I’m not sure how Lester and Uncle Glen handled fellows they didn’t like. But my point is that Grandpa knew how to fight and wasn’t afraid to put someone in their place. I also don’t know who won most of those lunchtime brawls—Grandpa didn’t say—but I wouldn’t have bet against him. He was one tough cookie.
BOONE, N.C. (Sept. 25, 2019) – The question has always been: Does the Truth really matter? Not just now. Not just for the past three years. The Truth is eternal. But, with a nod to Aaron Sorkin’s screenplay A Few Good Men, do we want the Truth? And can we handle it?
That military connection—if you’ve seen that particular Tom Cruise legal thriller—is apt here. With Michaelmas, the Feast of the Archangels, only four days away, I’ve been thinking about four older men, all unrelated to me, whose lives and messages guided my own path.

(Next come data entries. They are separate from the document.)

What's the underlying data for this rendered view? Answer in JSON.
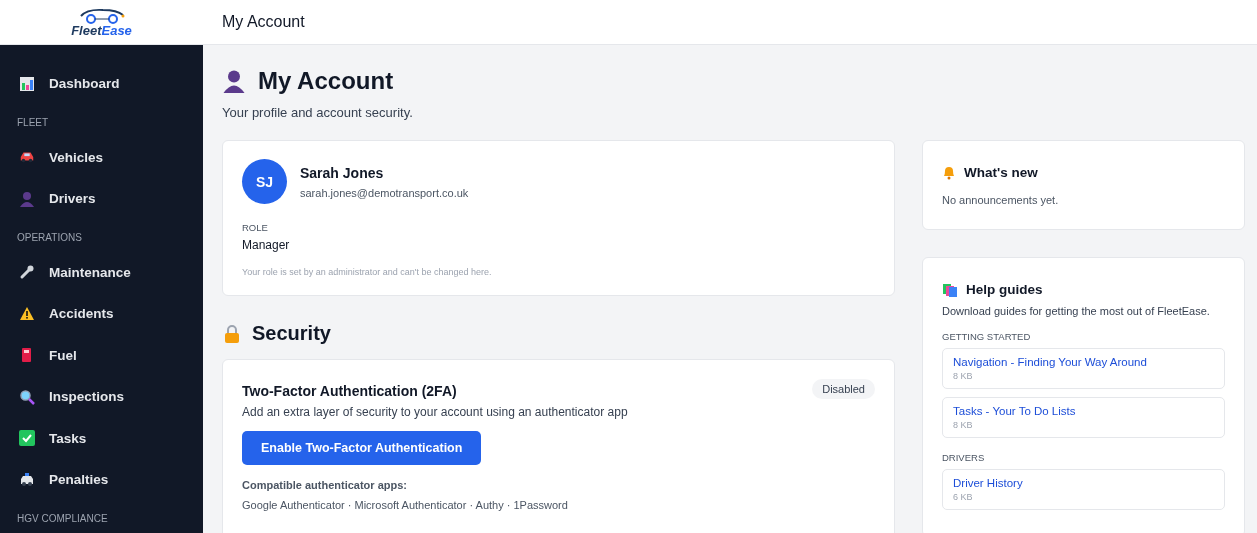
{
  "logo": {
    "text_left": "Fleet",
    "text_right": "Ease"
  },
  "header": {
    "title": "My Account"
  },
  "sidebar": {
    "items": [
      {
        "kind": "item",
        "label": "Dashboard"
      },
      {
        "kind": "section",
        "label": "FLEET"
      },
      {
        "kind": "item",
        "label": "Vehicles"
      },
      {
        "kind": "item",
        "label": "Drivers"
      },
      {
        "kind": "section",
        "label": "OPERATIONS"
      },
      {
        "kind": "item",
        "label": "Maintenance"
      },
      {
        "kind": "item",
        "label": "Accidents"
      },
      {
        "kind": "item",
        "label": "Fuel"
      },
      {
        "kind": "item",
        "label": "Inspections"
      },
      {
        "kind": "item",
        "label": "Tasks"
      },
      {
        "kind": "item",
        "label": "Penalties"
      },
      {
        "kind": "section",
        "label": "HGV COMPLIANCE"
      }
    ]
  },
  "page": {
    "title": "My Account",
    "subtitle": "Your profile and account security."
  },
  "profile": {
    "initials": "SJ",
    "name": "Sarah Jones",
    "email": "sarah.jones@demotransport.co.uk",
    "role_label": "ROLE",
    "role": "Manager",
    "note": "Your role is set by an administrator and can't be changed here."
  },
  "security": {
    "title": "Security",
    "card_title": "Two-Factor Authentication (2FA)",
    "status": "Disabled",
    "description": "Add an extra layer of security to your account using an authenticator app",
    "button": "Enable Two-Factor Authentication",
    "apps_label": "Compatible authenticator apps:",
    "apps": "Google Authenticator · Microsoft Authenticator · Authy · 1Password"
  },
  "whats_new": {
    "title": "What's new",
    "text": "No announcements yet."
  },
  "help": {
    "title": "Help guides",
    "description": "Download guides for getting the most out of FleetEase.",
    "groups": [
      {
        "label": "GETTING STARTED",
        "guides": [
          {
            "title": "Navigation - Finding Your Way Around",
            "size": "8 KB"
          },
          {
            "title": "Tasks - Your To Do Lists",
            "size": "8 KB"
          }
        ]
      },
      {
        "label": "DRIVERS",
        "guides": [
          {
            "title": "Driver History",
            "size": "6 KB"
          }
        ]
      }
    ]
  }
}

I remember all four as angels.
Without going into angelologies of various religions, Michaelmas celebrates the archangels Michael, Gabriel, Raphael and Uriel. The holy day, which falls just after the autumnal equinox, also marks the end of the growing season and, in some countries, serves as a day when accounts are settled.
The aster is the flower of Michaelmas, with one variety even called the Michaelmas daisy. The star-shaped wildflower blooms in September as harvests come to an end. In some regions, another similar wildflower thrives with goldenrod in fall fields and ditches. It is the white doll’s daisy or false aster.
BOONE, N.C. (Sept. 18, 2019) – A couple of months ago when I asked Timberley what flowers bloom in the fall at our houses, she listed the aster as one of several. What do asters look like? I asked. Her description didn’t ring any bells, so I looked up the tiny flower on Wikipedia—the greatest information resource on Earth, despite what English teachers say—but I still couldn’t recall seeing an aster in either yard, on or off the mountain.
According to Wikipedia, the aster’s name comes from the Greek word for star, in reference to the small bluish blossom’s star-like shape. The aster makes our world a more productive and beautiful place, as it is food for butterfly and moth larvae. The aster is a hardy plant that can grow almost anywhere.
Now I see asters everywhere I look—in the yard, along the creek, by the driveway, in the pastures and ditches along the highway between our house and town. They’re everywhere. And they are so beautiful—so small, so easy to overlook, but so, so beautiful.
Some people are like that.
Over the next couple of weeks I plan to write about six individuals who have been stars in my life but never did anything flashy enough to merit their own Wikipedia articles. You could probably guess who they might be—two grandfathers, a former co-worker, an old boss, a namesake and an old soldier, all of whom were my heroes even though I never told them so.